It is the movement of goods from one country to another, and all that is required to facilitate their satisfactory conveyance, that differentiates export pricing from domestic pricing.
Simply put, there are more things involved and potentially more things that can go wrong, and these have to be taken into account when setting and quoting export prices.
The movement of goods internationally can involve: special packing and labelling requirements, the production of numerous multi-copy documents, insuring the goods against a wide variety of perils and contingencies, the arrangement of domestic and international carriage, including handling and storage en route, as well as numerous other tasks including tracking, inspection and notification services.
The exporter can quote a price in such a way as to make the buyer responsible for all such tasks, for specified tasks, or else for none of these tasks.
We are talking here about the convenience or service aspect of quoting export prices that can make a firm's goods more saleable to prospective foreign buyers. Some foreign buyers want no involvement in moving goods internationally, arranging insurance, dealing with customs, etc. They want a price that covers delivery of the goods to their doorstep with no hassles. Alternatively some foreign buyers want a price quote based on the export goods being picked up either at the Canadian exporter's place of business or at some specified point of delivery in Canada. They will handle everything else.
It should be recognized that there is a sort of self-insurance dimension to an exporter, or their contracted agents, handling the export packing, shipping, insurance and related matters. If things go wrong in moving the goods abroad due to errors made by the foreign buyer or their agents then the exporter may experience delays in getting paid, or buyer refusals to accept or pay for shipments owing to losses, damages, financial penalties, etc., incurred with the shipment.
The issue of who is to be responsible for what, vis-à-vis moving the goods from the seller to the buyer, is something that has to be agreed upon by the exporter and the foreign buyer. The exporter then sets the selling price to cover the costs of whatever conveyance responsibilities they have committed to. This is where Incoterms come in.
Incoterms (international commercial terms) are a set of standardized export pricing terms developed by the ICC (International Chamber of Commerce) and endorsed by UNCITRAL (United Nations Commission on International Trade Law). They were developed to enable exporters and importers to speak the same commercial language so as to minimize the potential for misunderstanding and to ensure that the responsibility for all tasks involved in conveying goods internationally is clearly assigned to either one party or the other. They were first introduced in 1936 and have been revised periodically to ensure that they are up to date with actual commercial practices and available technologies. The latest version, Incoterms 2000, came in to effect on Jan. 1st, 2000, though some traders continue to use the earlier Incoterms 1990 version by mutual agreement.

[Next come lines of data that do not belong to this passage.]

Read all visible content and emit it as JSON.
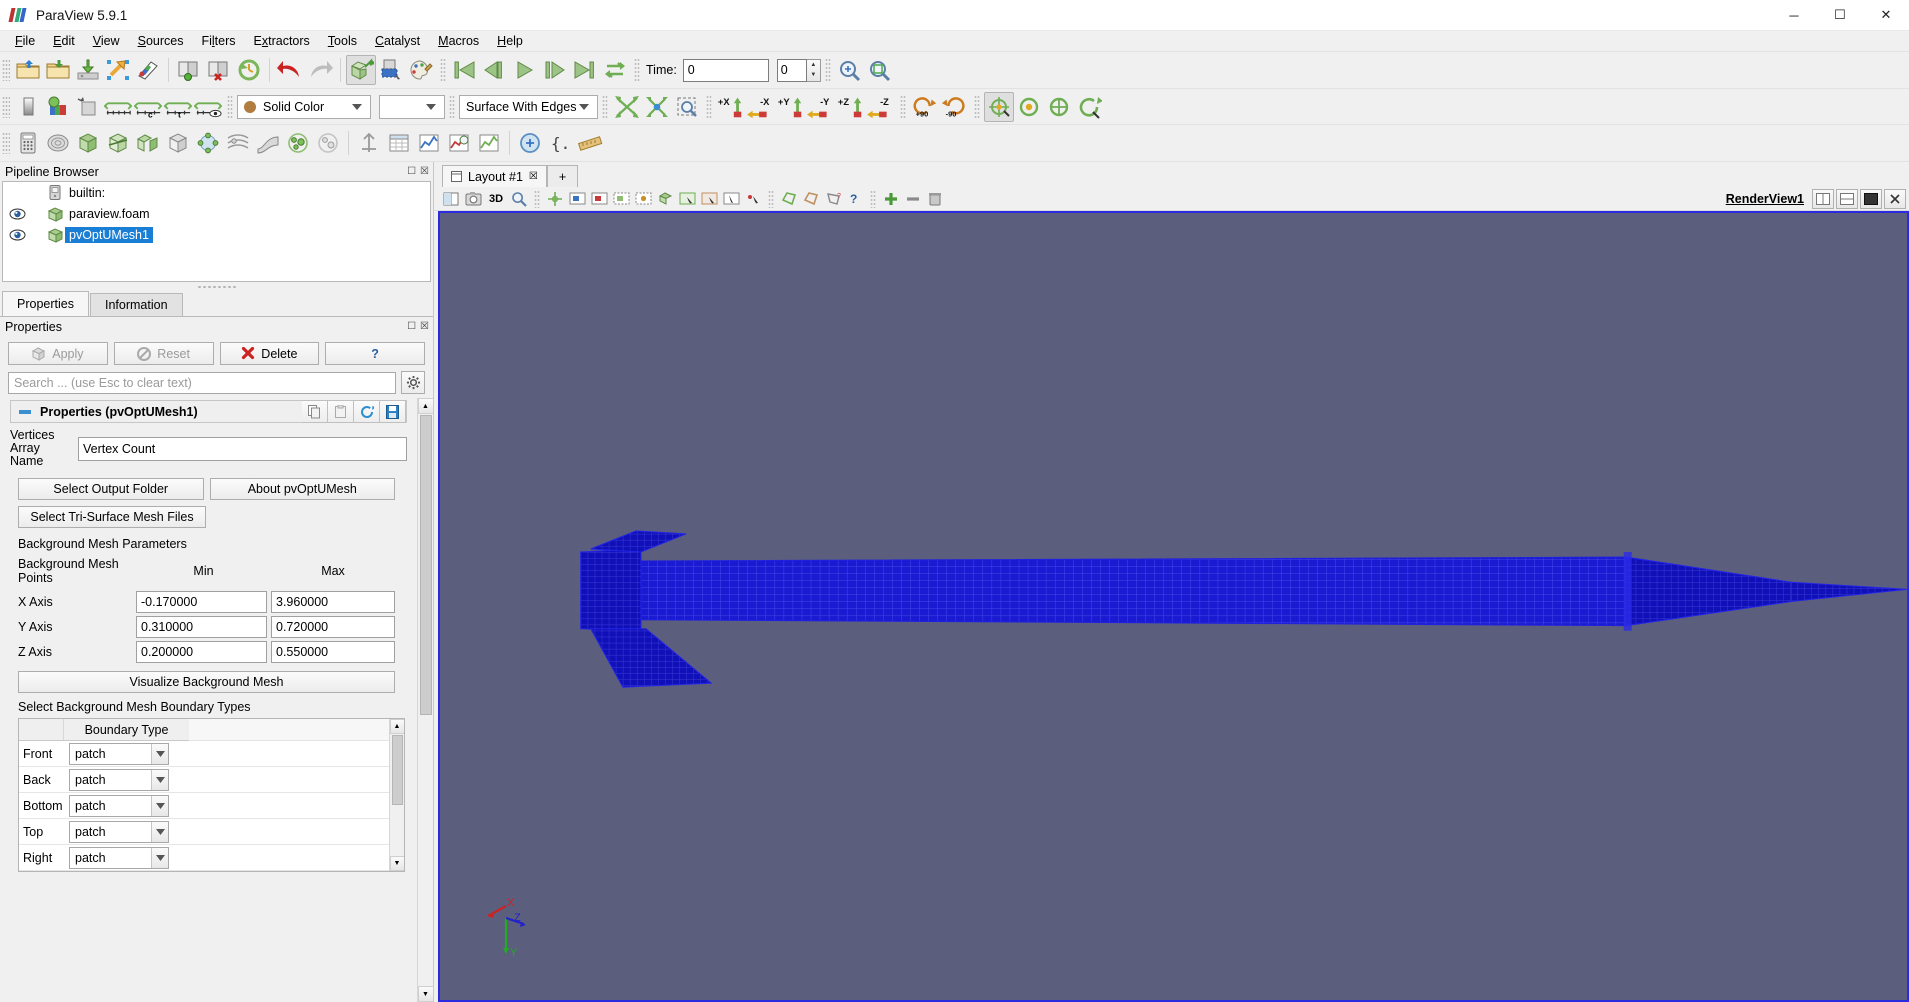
{
  "window": {
    "title": "ParaView 5.9.1",
    "minimize": "─",
    "maximize": "☐",
    "close": "✕"
  },
  "menubar": {
    "items": [
      "File",
      "Edit",
      "View",
      "Sources",
      "Filters",
      "Extractors",
      "Tools",
      "Catalyst",
      "Macros",
      "Help"
    ]
  },
  "toolbar_main": {
    "buttons": [
      {
        "name": "open-file-icon",
        "tip": "Open"
      },
      {
        "name": "recent-files-icon",
        "tip": "Recent Files"
      },
      {
        "name": "save-state-icon",
        "tip": "Save State"
      },
      {
        "name": "load-state-icon",
        "tip": "Load State"
      },
      {
        "name": "save-data-icon",
        "tip": "Save Data"
      },
      {
        "name": "connect-server-icon",
        "tip": "Connect"
      },
      {
        "name": "disconnect-server-icon",
        "tip": "Disconnect"
      },
      {
        "name": "reset-session-icon",
        "tip": "Reset Session"
      },
      {
        "name": "undo-icon",
        "tip": "Undo"
      },
      {
        "name": "redo-icon",
        "tip": "Redo"
      },
      {
        "name": "camera-undo-icon",
        "tip": "Undo Camera"
      },
      {
        "name": "select-cells-icon",
        "tip": "Select Cells"
      },
      {
        "name": "color-palette-icon",
        "tip": "Edit Color Palette"
      }
    ]
  },
  "vcr": {
    "first_frame": "first-frame-icon",
    "prev_frame": "previous-frame-icon",
    "play": "play-icon",
    "next_frame": "next-frame-icon",
    "last_frame": "last-frame-icon",
    "loop": "loop-icon",
    "time_label": "Time:",
    "time_value": "0",
    "frame_value": "0"
  },
  "toolbar_right": {
    "zoom_to_data": "zoom-to-data-icon",
    "zoom_closest": "zoom-closest-to-data-icon"
  },
  "toolbar_repr": {
    "coloring": "Solid Color",
    "array_component": "",
    "representation": "Surface With Edges",
    "buttons": [
      {
        "name": "rescale-to-data-range-icon"
      },
      {
        "name": "rescale-to-custom-range-icon"
      },
      {
        "name": "rescale-to-temporal-range-icon"
      },
      {
        "name": "rescale-to-visible-range-icon"
      },
      {
        "name": "edit-color-map-icon"
      },
      {
        "name": "toggle-color-legend-icon"
      }
    ],
    "camera": [
      {
        "name": "reset-camera-icon",
        "label": ""
      },
      {
        "name": "zoom-to-box-icon",
        "label": ""
      },
      {
        "name": "zoom-to-data-icon",
        "label": ""
      },
      {
        "name": "positive-x-icon",
        "label": "+X"
      },
      {
        "name": "negative-x-icon",
        "label": "-X"
      },
      {
        "name": "positive-y-icon",
        "label": "+Y"
      },
      {
        "name": "negative-y-icon",
        "label": "-Y"
      },
      {
        "name": "positive-z-icon",
        "label": "+Z"
      },
      {
        "name": "negative-z-icon",
        "label": "-Z"
      },
      {
        "name": "rotate-90-ccw-icon",
        "label": "+90"
      },
      {
        "name": "rotate-90-cw-icon",
        "label": "-90"
      },
      {
        "name": "center-axes-icon",
        "label": ""
      },
      {
        "name": "show-center-icon",
        "label": ""
      },
      {
        "name": "pick-center-icon",
        "label": ""
      },
      {
        "name": "reset-center-icon",
        "label": ""
      }
    ]
  },
  "toolbar_filters": {
    "buttons": [
      {
        "name": "calculator-filter-icon"
      },
      {
        "name": "contour-filter-icon"
      },
      {
        "name": "clip-filter-icon"
      },
      {
        "name": "slice-filter-icon"
      },
      {
        "name": "threshold-filter-icon"
      },
      {
        "name": "extract-subset-filter-icon"
      },
      {
        "name": "glyph-filter-icon"
      },
      {
        "name": "stream-tracer-filter-icon"
      },
      {
        "name": "warp-filter-icon"
      },
      {
        "name": "group-datasets-filter-icon"
      },
      {
        "name": "extract-level-filter-icon"
      },
      {
        "name": "data-axes-icon"
      },
      {
        "name": "spreadsheet-view-icon"
      },
      {
        "name": "plot-over-line-icon"
      },
      {
        "name": "plot-data-over-time-icon"
      },
      {
        "name": "plot-selection-icon"
      },
      {
        "name": "python-calculator-icon"
      },
      {
        "name": "programmable-filter-icon"
      },
      {
        "name": "ruler-icon"
      }
    ]
  },
  "pipeline_browser": {
    "title": "Pipeline Browser",
    "items": [
      {
        "label": "builtin:",
        "icon": "server-icon",
        "eye": false,
        "selected": false
      },
      {
        "label": "paraview.foam",
        "icon": "dataset-icon",
        "eye": true,
        "selected": false
      },
      {
        "label": "pvOptUMesh1",
        "icon": "dataset-icon",
        "eye": true,
        "selected": true
      }
    ]
  },
  "property_tabs": {
    "tabs": [
      {
        "label": "Properties",
        "active": true
      },
      {
        "label": "Information",
        "active": false
      }
    ]
  },
  "properties": {
    "panel_title": "Properties",
    "apply_label": "Apply",
    "reset_label": "Reset",
    "delete_label": "Delete",
    "help_label": "?",
    "search_placeholder": "Search ... (use Esc to clear text)",
    "group_title": "Properties (pvOptUMesh1)",
    "vertices_label_line1": "Vertices Array",
    "vertices_label_line2": "Name",
    "vertices_value": "Vertex Count",
    "select_output_folder": "Select Output Folder",
    "about_button": "About pvOptUMesh",
    "select_tri_surface": "Select Tri-Surface Mesh Files",
    "bg_mesh_params_label": "Background Mesh Parameters",
    "bg_mesh_points_label": "Background Mesh Points",
    "min_header": "Min",
    "max_header": "Max",
    "axes": [
      {
        "name": "X Axis",
        "min": "-0.170000",
        "max": "3.960000"
      },
      {
        "name": "Y Axis",
        "min": "0.310000",
        "max": "0.720000"
      },
      {
        "name": "Z Axis",
        "min": "0.200000",
        "max": "0.550000"
      }
    ],
    "visualize_button": "Visualize Background Mesh",
    "boundary_section_label": "Select Background Mesh Boundary Types",
    "boundary_table": {
      "header": "Boundary Type",
      "rows": [
        {
          "name": "Front",
          "value": "patch"
        },
        {
          "name": "Back",
          "value": "patch"
        },
        {
          "name": "Bottom",
          "value": "patch"
        },
        {
          "name": "Top",
          "value": "patch"
        },
        {
          "name": "Right",
          "value": "patch"
        }
      ]
    }
  },
  "layout": {
    "tabs": [
      {
        "label": "Layout #1",
        "close": "☒"
      }
    ],
    "add_tab": "+"
  },
  "view_toolbar": {
    "buttons": [
      {
        "name": "split-horizontal-icon"
      },
      {
        "name": "camera-snapshot-icon"
      },
      {
        "name": "toggle-3d-label",
        "label": "3D"
      },
      {
        "name": "magnifier-icon"
      },
      {
        "name": "show-center-axes-icon"
      },
      {
        "name": "select-cells-on-icon"
      },
      {
        "name": "select-points-on-icon"
      },
      {
        "name": "select-cells-through-icon"
      },
      {
        "name": "select-points-through-icon"
      },
      {
        "name": "select-blocks-icon"
      },
      {
        "name": "interactive-select-cells-icon"
      },
      {
        "name": "interactive-select-points-icon"
      },
      {
        "name": "hover-cells-icon"
      },
      {
        "name": "hover-points-icon"
      },
      {
        "name": "select-cells-polygon-icon"
      },
      {
        "name": "select-points-polygon-icon"
      },
      {
        "name": "select-frustum-icon"
      },
      {
        "name": "query-selection-icon"
      },
      {
        "name": "add-selection-icon"
      },
      {
        "name": "subtract-selection-icon"
      },
      {
        "name": "clear-selection-icon"
      }
    ],
    "view_name": "RenderView1",
    "right_buttons": [
      {
        "name": "split-horizontal-button-icon"
      },
      {
        "name": "split-vertical-button-icon"
      },
      {
        "name": "maximize-view-button-icon"
      },
      {
        "name": "close-view-button-icon"
      }
    ]
  },
  "render_view": {
    "background_color": "#5b5f7d",
    "mesh_color": "#1414c8",
    "border_color": "#2a2ae0",
    "orientation_axes": {
      "x": "X",
      "y": "Y",
      "z": "Z",
      "x_color": "#cc2222",
      "y_color": "#22aa22",
      "z_color": "#2222cc"
    }
  }
}
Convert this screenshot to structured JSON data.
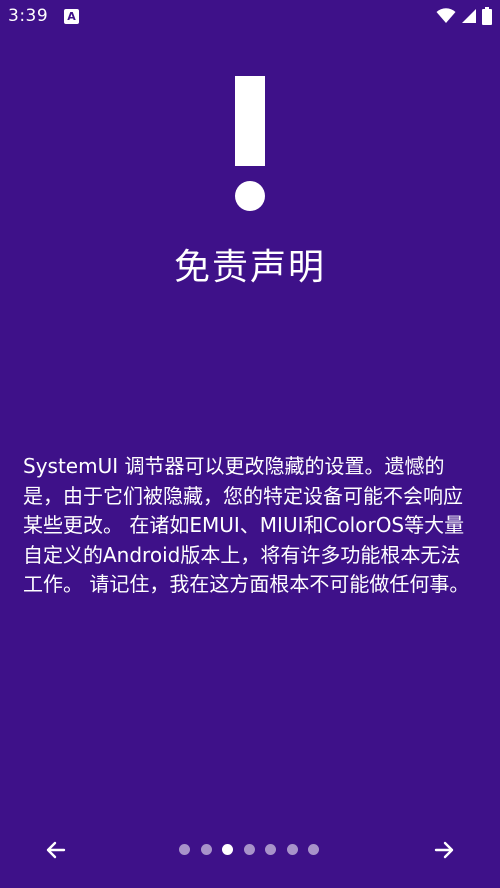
{
  "status_bar": {
    "time": "3:39",
    "a_icon_label": "A"
  },
  "page": {
    "title": "免责声明",
    "body": "SystemUI 调节器可以更改隐藏的设置。遗憾的是，由于它们被隐藏，您的特定设备可能不会响应某些更改。 在诸如EMUI、MIUI和ColorOS等大量自定义的Android版本上，将有许多功能根本无法工作。 请记住，我在这方面根本不可能做任何事。"
  },
  "pager": {
    "dot_count": 7,
    "active_index": 2
  },
  "colors": {
    "background": "#3e1189",
    "foreground": "#ffffff"
  },
  "icons": {
    "warning": "exclamation-icon",
    "prev": "arrow-left-icon",
    "next": "arrow-right-icon"
  }
}
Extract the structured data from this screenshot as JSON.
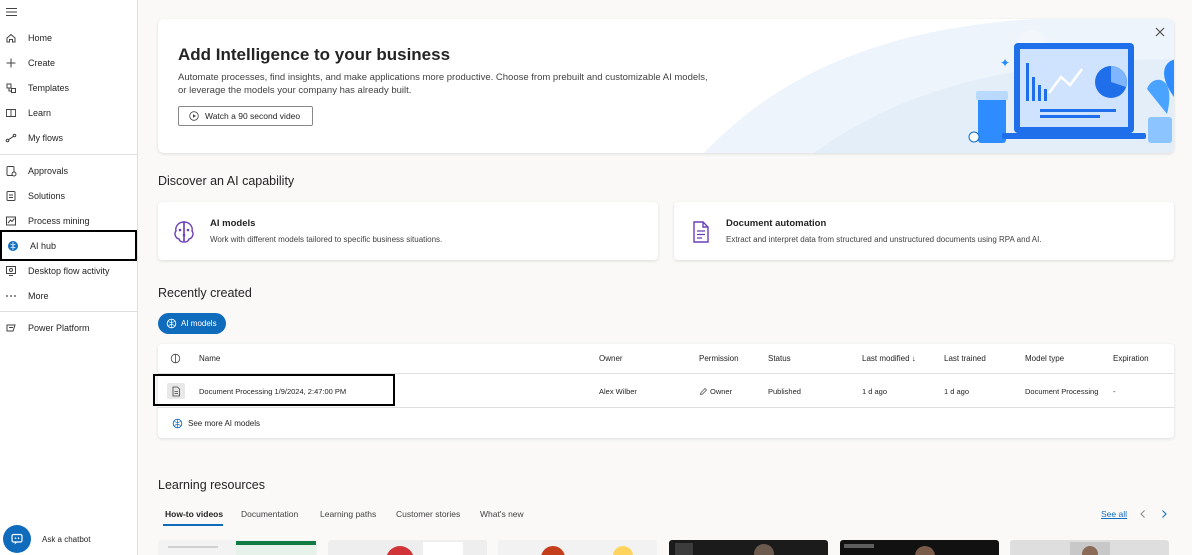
{
  "sidebar": {
    "items": [
      {
        "label": "Home"
      },
      {
        "label": "Create"
      },
      {
        "label": "Templates"
      },
      {
        "label": "Learn"
      },
      {
        "label": "My flows"
      },
      {
        "label": "Approvals"
      },
      {
        "label": "Solutions"
      },
      {
        "label": "Process mining"
      },
      {
        "label": "AI hub"
      },
      {
        "label": "Desktop flow activity"
      },
      {
        "label": "More"
      },
      {
        "label": "Power Platform"
      }
    ],
    "chatbot_label": "Ask a chatbot"
  },
  "hero": {
    "title": "Add Intelligence to your business",
    "description": "Automate processes, find insights, and make applications more productive. Choose from prebuilt and customizable AI models, or leverage the models your company has already built.",
    "button_label": "Watch a 90 second video"
  },
  "discover": {
    "title": "Discover an AI capability",
    "cards": [
      {
        "title": "AI models",
        "description": "Work with different models tailored to specific business situations."
      },
      {
        "title": "Document automation",
        "description": "Extract and interpret data from structured and unstructured documents using RPA and AI."
      }
    ]
  },
  "recent": {
    "title": "Recently created",
    "filter_label": "AI models",
    "columns": [
      "Name",
      "Owner",
      "Permission",
      "Status",
      "Last modified ↓",
      "Last trained",
      "Model type",
      "Expiration"
    ],
    "rows": [
      {
        "name": "Document Processing 1/9/2024, 2:47:00 PM",
        "owner": "Alex Wilber",
        "permission": "Owner",
        "status": "Published",
        "last_modified": "1 d ago",
        "last_trained": "1 d ago",
        "model_type": "Document Processing",
        "expiration": "-"
      }
    ],
    "see_more_label": "See more AI models"
  },
  "learning": {
    "title": "Learning resources",
    "tabs": [
      "How-to videos",
      "Documentation",
      "Learning paths",
      "Customer stories",
      "What's new"
    ],
    "see_all_label": "See all"
  },
  "colors": {
    "accent": "#0f6cbd",
    "background": "#faf9f8"
  }
}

There are actually 13 Incoterms, each of which is defined in extensive detail, which span the full range of export options for dividing the conveyance responsibilities between international sellers and buyers.
At one extreme you have EXW, short for ex works, which is an export price that requires the foreign buyer to take receipt of the export shipment at the exporters place of business or at an agreed upon point of delivery within the exporting country. At the other extreme is DDP, short for delivered duty paid, whereby the exporter quotes a price that covers all costs, including paying duties and clearing customs, associated with delivering the goods to an agreed point of delivery in the buyers' country.
Between these two extremes you have the 11 other Incoterms including the most widely used one, CIF, short for cost, insurance and freight. Here the export price covers the cost of the goods delivered and insured to, but not unloaded at, a specified point of entry into the country of destination. The buyer is responsible for all other costs such as unloading and handling costs at the point of entry, customs duties and fees, inland transit costs and so on.
It is important to note that while there are only 13 Incoterms, there are in fact all kinds of variations employed covering a multiplicity of options. For this reason exporters need to be fully versed in, and familiar with,
Incoterms. Once familiar with what the various terms cover, the exporter can then accurately assess costs and construct an export price to quote to foreign buyers.
Graham Clayton is an economist and general manager for International Confederation College.